Dataset rows describing interfaces
::::::::
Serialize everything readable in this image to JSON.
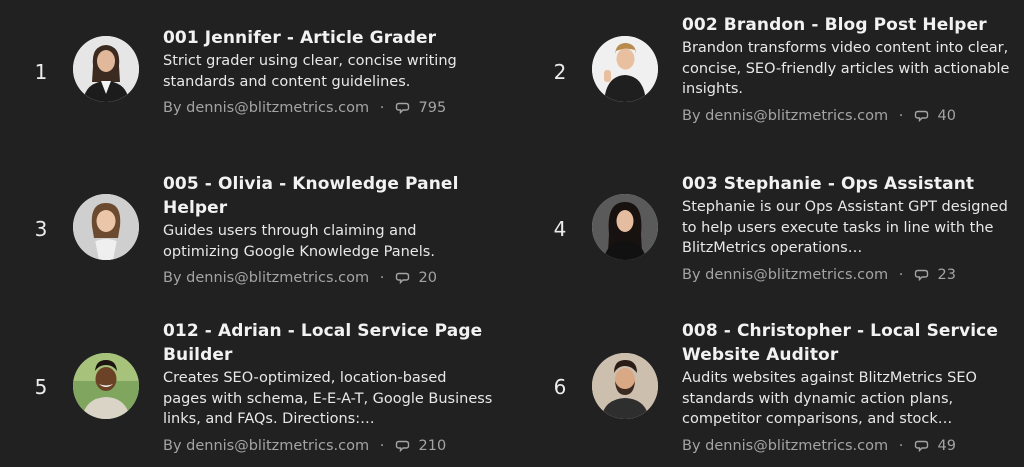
{
  "items": [
    {
      "rank": "1",
      "title": "001 Jennifer - Article Grader",
      "description": "Strict grader using clear, concise writing standards and content guidelines.",
      "author": "By dennis@blitzmetrics.com",
      "separator": "·",
      "count": "795",
      "avatar_icon": "woman-business-suit-avatar"
    },
    {
      "rank": "2",
      "title": "002 Brandon - Blog Post Helper",
      "description": "Brandon transforms video content into clear, concise, SEO-friendly articles with actionable insights.",
      "author": "By dennis@blitzmetrics.com",
      "separator": "·",
      "count": "40",
      "avatar_icon": "man-thumbs-up-avatar"
    },
    {
      "rank": "3",
      "title": "005 - Olivia - Knowledge Panel Helper",
      "description": "Guides users through claiming and optimizing Google Knowledge Panels.",
      "author": "By dennis@blitzmetrics.com",
      "separator": "·",
      "count": "20",
      "avatar_icon": "woman-smiling-avatar"
    },
    {
      "rank": "4",
      "title": "003 Stephanie - Ops Assistant",
      "description": "Stephanie is our Ops Assistant GPT designed to help users execute tasks in line with the BlitzMetrics operations…",
      "author": "By dennis@blitzmetrics.com",
      "separator": "·",
      "count": "23",
      "avatar_icon": "woman-dark-hair-avatar"
    },
    {
      "rank": "5",
      "title": "012 - Adrian - Local Service Page Builder",
      "description": "Creates SEO-optimized, location-based pages with schema, E-E-A-T, Google Business links, and FAQs. Directions:…",
      "author": "By dennis@blitzmetrics.com",
      "separator": "·",
      "count": "210",
      "avatar_icon": "man-smiling-outdoor-avatar"
    },
    {
      "rank": "6",
      "title": "008 - Christopher - Local Service Website Auditor",
      "description": "Audits websites against BlitzMetrics SEO standards with dynamic action plans, competitor comparisons, and stock…",
      "author": "By dennis@blitzmetrics.com",
      "separator": "·",
      "count": "49",
      "avatar_icon": "man-beard-avatar"
    }
  ],
  "colors": {
    "background": "#212121",
    "title": "#f2f2f2",
    "meta": "#a4a4a4"
  }
}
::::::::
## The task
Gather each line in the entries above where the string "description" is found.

## Response area
      "description": "Strict grader using clear, concise writing standards and content guidelines.",
      "description": "Brandon transforms video content into clear, concise, SEO-friendly articles with actionable insights.",
      "description": "Guides users through claiming and optimizing Google Knowledge Panels.",
      "description": "Stephanie is our Ops Assistant GPT designed to help users execute tasks in line with the BlitzMetrics operations…",
      "description": "Creates SEO-optimized, location-based pages with schema, E-E-A-T, Google Business links, and FAQs. Directions:…",
      "description": "Audits websites against BlitzMetrics SEO standards with dynamic action plans, competitor comparisons, and stock…",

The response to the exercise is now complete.